  • Remove legislative restrictions on gun data collection and sharing, including:
    • The Dickey Amendment, which currently prohibits research by the Centers for Disease Control
    • The Tiahrt Amendment, which requires the FBI to destroy all approved gun purchaser records within 24 hours and prohibits the National Tracing Center of the Bureau of Alcohol, Tobacco, Firearms and Explosives from releasing information from its firearms trace database to anyone other than a law enforcement agency or prosecutor in connection with a criminal investigation, and thereby precludes gun trace data from being used in academic research of gun use or utilized in civil litigation against gun dealers or manufacturers.

YWCA USA opposes policy responses that further stigmatize individuals with mental health conditions, or that expand police presence in schools and the criminalization of youth of color, including proposals to arm teachers with firearms and to “fortify,” “harden,” or “militarize” school facilities.

  1. Sorenson, S. B., & Schut, R. A. (2016). Nonfatal Gun Use in Intimate Partner Violence A Systematic Review of the Literature. Trauma, Violence, & Abuse, 1524838016668589.
  2. Federal Bureau of Investigation, Supplementary Homicide Reports, 2009-13 and Sorenson, S. B., & Schut, R. A. (2016). Nonfatal Gun Use in Intimate Partner Violence A Systematic Review of the Literature. Trauma, Violence, & Abuse, 1524838016668589.
  3. Federal Bureau of Investigation, Supplementary Homicide Reports, 2009-13 and Sorenson, S. B., & Schut, R. A. (2016). Nonfatal Gun Use in Intimate Partner Violence A Systematic Review of the Literature.
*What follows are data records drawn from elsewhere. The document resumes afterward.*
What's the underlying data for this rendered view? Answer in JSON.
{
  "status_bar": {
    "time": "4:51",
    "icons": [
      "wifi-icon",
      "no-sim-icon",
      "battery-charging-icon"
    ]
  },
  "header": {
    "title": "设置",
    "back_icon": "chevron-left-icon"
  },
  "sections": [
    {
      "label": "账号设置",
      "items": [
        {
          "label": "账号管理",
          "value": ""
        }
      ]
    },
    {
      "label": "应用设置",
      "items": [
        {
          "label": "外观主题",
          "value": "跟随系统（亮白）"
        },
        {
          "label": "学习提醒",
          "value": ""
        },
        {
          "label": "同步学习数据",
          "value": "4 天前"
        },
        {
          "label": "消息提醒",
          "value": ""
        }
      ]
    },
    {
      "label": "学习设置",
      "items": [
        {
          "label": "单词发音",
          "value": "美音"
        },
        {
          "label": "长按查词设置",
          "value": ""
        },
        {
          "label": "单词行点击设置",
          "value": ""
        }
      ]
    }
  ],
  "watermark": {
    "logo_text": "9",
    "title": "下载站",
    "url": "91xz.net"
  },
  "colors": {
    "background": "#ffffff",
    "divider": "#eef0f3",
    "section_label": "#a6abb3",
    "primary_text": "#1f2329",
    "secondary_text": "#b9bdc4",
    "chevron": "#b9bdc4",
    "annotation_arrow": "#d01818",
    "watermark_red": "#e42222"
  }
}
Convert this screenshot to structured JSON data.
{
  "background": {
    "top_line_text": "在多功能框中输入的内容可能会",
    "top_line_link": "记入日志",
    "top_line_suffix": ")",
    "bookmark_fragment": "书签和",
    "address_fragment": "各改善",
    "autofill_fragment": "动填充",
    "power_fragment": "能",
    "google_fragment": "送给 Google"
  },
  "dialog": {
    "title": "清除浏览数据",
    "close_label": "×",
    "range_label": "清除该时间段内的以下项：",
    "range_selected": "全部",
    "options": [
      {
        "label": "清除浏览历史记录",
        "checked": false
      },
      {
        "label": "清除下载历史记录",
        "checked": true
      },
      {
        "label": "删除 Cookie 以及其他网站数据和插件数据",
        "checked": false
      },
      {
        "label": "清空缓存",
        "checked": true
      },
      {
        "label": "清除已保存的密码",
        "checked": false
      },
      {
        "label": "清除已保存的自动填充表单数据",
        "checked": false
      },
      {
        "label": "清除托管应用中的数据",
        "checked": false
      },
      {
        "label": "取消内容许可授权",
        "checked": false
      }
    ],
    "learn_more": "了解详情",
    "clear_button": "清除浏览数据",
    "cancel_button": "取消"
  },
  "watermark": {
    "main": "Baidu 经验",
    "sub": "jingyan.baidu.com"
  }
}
Trauma, Violence, & Abuse, 1524838016668589.
  4. Campbell, J. C., Webster, D., Koziol-McLain, J. et al. (2003). Risk factors for femicide in abusive relationships: Results from a multisite case control study. American journal of public health, 93(7), 1089-1097.
  5. Centers for Disease Control and Prevention. “Fatal Injury Reports, National, Regional and State, 1981-2016.” Retrieved 28 February 2018 from https://webappa.cdc.gov/sasweb/ncipc/mortrate.html.
  6. Violence Policy Center. “When Men Murder Women: An Analysis of 2014 Homicide Data.” Retrieved 6 March 2018 from http://www.vpc.org/studies/wmmw2016.pdf.
  7. McBath, Lucy. “It’s Time to Talk About Gun Violence, Hate and Protecting the Transgender Community.” Retrieved 28 February 2018 from https://www.essence.com/culture/gun-violence-killing-black-transgender-women, Human Rights Campaign, “A Time to Act: Fatal Violence Against Transgender People in America 2017.” Retrieved 28 February 2018 from http://assets2.hrc.org/files/assets/resources/A_Time_To_Act_2017_REV3.pdf, Mogeson, Jackie F. “2017 Was the Deadliest Year for Trans People in at Least a Decade.” Mother Jones 20 November 2017. Retrieved 28 February 2018 from https://www.motherjones.com/crime-justice/2017/11/its-2017-and-trans-people-are-dying-violent-deaths-in-record-numbers/.
  8. Everytown for Gun Safety Support Fund. “Mass Shootings in the United States: 2009 – 2016.” Retrieved 6 March 2018 from https://everytownresearch.org/reports/mass-shootings-analysis/.
  9. Everytown for Gun Safety Support Fund. “The Real Story of Mass Shootings in America.” Retrieved 28 February 2018 from https://everytownresearch.org/mass-shootings/.
  10. Time Magazine. “The Troubling Link Between Domestic Violence and Mass Shooters.” Retrieved 6 March 2018 from http://time.com/5016731/link-between-domestic-violence-mass-shooters/.
  11. Everytown for Gun Safety Support Fund. “Mass Shootings in the United States: 2009 – 2016.” Retrieved 6 March 2018 from https://everytownresearch.org/reports/mass-shootings-analysis/.
  12. Everytown for Gun Safety Support Fund. “Analysis of School Shootings.” Retrieved 6 March 2018 from https://everytownresearch.org/reports/analysis-of-school-shootings/
  13. Nance, Jason P. “Student Surveillance, Racial Inequalities, and Implicit Racial Bias.” 66 Emory Law Journal 765 (2017). Retrieved 28 February 2018 from https://papers.ssrn.com/sol3/papers.cfm?abstract_id=2830885.